*ASSIGNMENT*
The records below need retyping in full; give them again exactly.

*INFORMATION*
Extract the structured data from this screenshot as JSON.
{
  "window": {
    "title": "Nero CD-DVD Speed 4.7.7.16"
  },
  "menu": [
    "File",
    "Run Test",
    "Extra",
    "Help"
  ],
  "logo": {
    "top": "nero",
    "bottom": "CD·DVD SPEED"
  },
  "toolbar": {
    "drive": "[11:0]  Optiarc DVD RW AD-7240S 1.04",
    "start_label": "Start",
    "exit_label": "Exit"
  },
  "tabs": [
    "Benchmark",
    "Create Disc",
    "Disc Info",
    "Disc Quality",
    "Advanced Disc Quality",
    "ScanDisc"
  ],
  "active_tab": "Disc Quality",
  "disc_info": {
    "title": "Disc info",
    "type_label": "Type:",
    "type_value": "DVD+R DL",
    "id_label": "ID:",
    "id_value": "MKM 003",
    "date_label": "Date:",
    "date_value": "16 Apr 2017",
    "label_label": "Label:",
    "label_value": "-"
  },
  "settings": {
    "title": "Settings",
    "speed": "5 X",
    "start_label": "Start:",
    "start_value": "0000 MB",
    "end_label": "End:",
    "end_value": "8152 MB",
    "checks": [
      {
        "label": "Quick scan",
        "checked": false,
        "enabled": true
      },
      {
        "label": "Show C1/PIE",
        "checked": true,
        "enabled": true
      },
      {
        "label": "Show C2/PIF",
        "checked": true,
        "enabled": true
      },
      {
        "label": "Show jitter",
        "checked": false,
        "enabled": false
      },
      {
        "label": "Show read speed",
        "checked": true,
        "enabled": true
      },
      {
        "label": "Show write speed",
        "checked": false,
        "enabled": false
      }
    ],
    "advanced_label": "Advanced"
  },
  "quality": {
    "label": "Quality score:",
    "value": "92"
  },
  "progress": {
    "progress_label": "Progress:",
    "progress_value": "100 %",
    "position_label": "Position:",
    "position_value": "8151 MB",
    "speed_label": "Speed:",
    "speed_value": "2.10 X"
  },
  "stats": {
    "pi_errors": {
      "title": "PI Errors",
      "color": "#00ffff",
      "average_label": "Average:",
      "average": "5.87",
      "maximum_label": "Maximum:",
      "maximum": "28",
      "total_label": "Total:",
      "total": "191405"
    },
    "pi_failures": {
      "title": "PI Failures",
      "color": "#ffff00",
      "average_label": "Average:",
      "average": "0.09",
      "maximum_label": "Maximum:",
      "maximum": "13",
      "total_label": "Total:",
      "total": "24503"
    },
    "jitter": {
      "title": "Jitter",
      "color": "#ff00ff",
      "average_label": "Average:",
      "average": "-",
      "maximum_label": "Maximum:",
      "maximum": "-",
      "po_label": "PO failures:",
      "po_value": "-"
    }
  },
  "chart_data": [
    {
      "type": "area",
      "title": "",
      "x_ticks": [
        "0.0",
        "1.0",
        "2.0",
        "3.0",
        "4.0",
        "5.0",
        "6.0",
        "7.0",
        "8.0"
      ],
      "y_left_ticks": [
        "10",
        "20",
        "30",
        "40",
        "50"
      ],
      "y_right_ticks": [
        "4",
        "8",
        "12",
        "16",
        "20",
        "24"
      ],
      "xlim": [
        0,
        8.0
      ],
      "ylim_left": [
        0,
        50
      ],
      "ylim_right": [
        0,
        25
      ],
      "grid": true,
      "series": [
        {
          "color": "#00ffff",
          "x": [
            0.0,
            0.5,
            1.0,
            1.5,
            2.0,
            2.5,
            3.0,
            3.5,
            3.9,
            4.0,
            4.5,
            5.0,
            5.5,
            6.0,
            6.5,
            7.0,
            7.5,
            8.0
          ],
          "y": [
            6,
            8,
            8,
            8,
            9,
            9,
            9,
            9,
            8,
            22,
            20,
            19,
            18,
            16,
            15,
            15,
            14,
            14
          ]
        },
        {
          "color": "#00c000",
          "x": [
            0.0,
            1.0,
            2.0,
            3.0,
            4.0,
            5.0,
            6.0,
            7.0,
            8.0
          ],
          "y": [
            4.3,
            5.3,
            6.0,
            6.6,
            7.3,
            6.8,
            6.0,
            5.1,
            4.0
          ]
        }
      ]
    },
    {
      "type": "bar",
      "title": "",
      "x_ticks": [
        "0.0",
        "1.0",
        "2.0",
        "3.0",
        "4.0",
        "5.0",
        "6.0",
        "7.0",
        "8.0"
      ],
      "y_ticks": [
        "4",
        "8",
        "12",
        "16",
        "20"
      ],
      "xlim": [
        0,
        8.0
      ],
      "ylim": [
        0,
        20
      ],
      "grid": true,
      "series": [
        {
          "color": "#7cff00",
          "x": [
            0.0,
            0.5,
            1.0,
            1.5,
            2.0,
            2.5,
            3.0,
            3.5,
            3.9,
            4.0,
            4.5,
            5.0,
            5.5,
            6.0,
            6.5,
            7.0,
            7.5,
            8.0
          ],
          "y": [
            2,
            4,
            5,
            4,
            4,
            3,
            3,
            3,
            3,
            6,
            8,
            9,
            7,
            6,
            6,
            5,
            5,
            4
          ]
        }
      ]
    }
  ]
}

*TASK ANSWER*
Extract the structured data from this screenshot as JSON.
{
  "window": {
    "title": "Nero CD-DVD Speed 4.7.7.16"
  },
  "menu": [
    "File",
    "Run Test",
    "Extra",
    "Help"
  ],
  "logo": {
    "top": "nero",
    "bottom": "CD·DVD SPEED"
  },
  "toolbar": {
    "drive": "[11:0]  Optiarc DVD RW AD-7240S 1.04",
    "start_label": "Start",
    "exit_label": "Exit"
  },
  "tabs": [
    "Benchmark",
    "Create Disc",
    "Disc Info",
    "Disc Quality",
    "Advanced Disc Quality",
    "ScanDisc"
  ],
  "active_tab": "Disc Quality",
  "disc_info": {
    "title": "Disc info",
    "type_label": "Type:",
    "type_value": "DVD+R DL",
    "id_label": "ID:",
    "id_value": "MKM 003",
    "date_label": "Date:",
    "date_value": "16 Apr 2017",
    "label_label": "Label:",
    "label_value": "-"
  },
  "settings": {
    "title": "Settings",
    "speed": "5 X",
    "start_label": "Start:",
    "start_value": "0000 MB",
    "end_label": "End:",
    "end_value": "8152 MB",
    "checks": [
      {
        "label": "Quick scan",
        "checked": false,
        "enabled": true
      },
      {
        "label": "Show C1/PIE",
        "checked": true,
        "enabled": true
      },
      {
        "label": "Show C2/PIF",
        "checked": true,
        "enabled": true
      },
      {
        "label": "Show jitter",
        "checked": false,
        "enabled": false
      },
      {
        "label": "Show read speed",
        "checked": true,
        "enabled": true
      },
      {
        "label": "Show write speed",
        "checked": false,
        "enabled": false
      }
    ],
    "advanced_label": "Advanced"
  },
  "quality": {
    "label": "Quality score:",
    "value": "92"
  },
  "progress": {
    "progress_label": "Progress:",
    "progress_value": "100 %",
    "position_label": "Position:",
    "position_value": "8151 MB",
    "speed_label": "Speed:",
    "speed_value": "2.10 X"
  },
  "stats": {
    "pi_errors": {
      "title": "PI Errors",
      "color": "#00ffff",
      "average_label": "Average:",
      "average": "5.87",
      "maximum_label": "Maximum:",
      "maximum": "28",
      "total_label": "Total:",
      "total": "191405"
    },
    "pi_failures": {
      "title": "PI Failures",
      "color": "#ffff00",
      "average_label": "Average:",
      "average": "0.09",
      "maximum_label": "Maximum:",
      "maximum": "13",
      "total_label": "Total:",
      "total": "24503"
    },
    "jitter": {
      "title": "Jitter",
      "color": "#ff00ff",
      "average_label": "Average:",
      "average": "-",
      "maximum_label": "Maximum:",
      "maximum": "-",
      "po_label": "PO failures:",
      "po_value": "-"
    }
  },
  "chart_data": [
    {
      "type": "area",
      "title": "",
      "x_ticks": [
        "0.0",
        "1.0",
        "2.0",
        "3.0",
        "4.0",
        "5.0",
        "6.0",
        "7.0",
        "8.0"
      ],
      "y_left_ticks": [
        "10",
        "20",
        "30",
        "40",
        "50"
      ],
      "y_right_ticks": [
        "4",
        "8",
        "12",
        "16",
        "20",
        "24"
      ],
      "xlim": [
        0,
        8.0
      ],
      "ylim_left": [
        0,
        50
      ],
      "ylim_right": [
        0,
        25
      ],
      "grid": true,
      "series": [
        {
          "color": "#00ffff",
          "x": [
            0.0,
            0.5,
            1.0,
            1.5,
            2.0,
            2.5,
            3.0,
            3.5,
            3.9,
            4.0,
            4.5,
            5.0,
            5.5,
            6.0,
            6.5,
            7.0,
            7.5,
            8.0
          ],
          "y": [
            6,
            8,
            8,
            8,
            9,
            9,
            9,
            9,
            8,
            22,
            20,
            19,
            18,
            16,
            15,
            15,
            14,
            14
          ]
        },
        {
          "color": "#00c000",
          "x": [
            0.0,
            1.0,
            2.0,
            3.0,
            4.0,
            5.0,
            6.0,
            7.0,
            8.0
          ],
          "y": [
            4.3,
            5.3,
            6.0,
            6.6,
            7.3,
            6.8,
            6.0,
            5.1,
            4.0
          ]
        }
      ]
    },
    {
      "type": "bar",
      "title": "",
      "x_ticks": [
        "0.0",
        "1.0",
        "2.0",
        "3.0",
        "4.0",
        "5.0",
        "6.0",
        "7.0",
        "8.0"
      ],
      "y_ticks": [
        "4",
        "8",
        "12",
        "16",
        "20"
      ],
      "xlim": [
        0,
        8.0
      ],
      "ylim": [
        0,
        20
      ],
      "grid": true,
      "series": [
        {
          "color": "#7cff00",
          "x": [
            0.0,
            0.5,
            1.0,
            1.5,
            2.0,
            2.5,
            3.0,
            3.5,
            3.9,
            4.0,
            4.5,
            5.0,
            5.5,
            6.0,
            6.5,
            7.0,
            7.5,
            8.0
          ],
          "y": [
            2,
            4,
            5,
            4,
            4,
            3,
            3,
            3,
            3,
            6,
            8,
            9,
            7,
            6,
            6,
            5,
            5,
            4
          ]
        }
      ]
    }
  ]
}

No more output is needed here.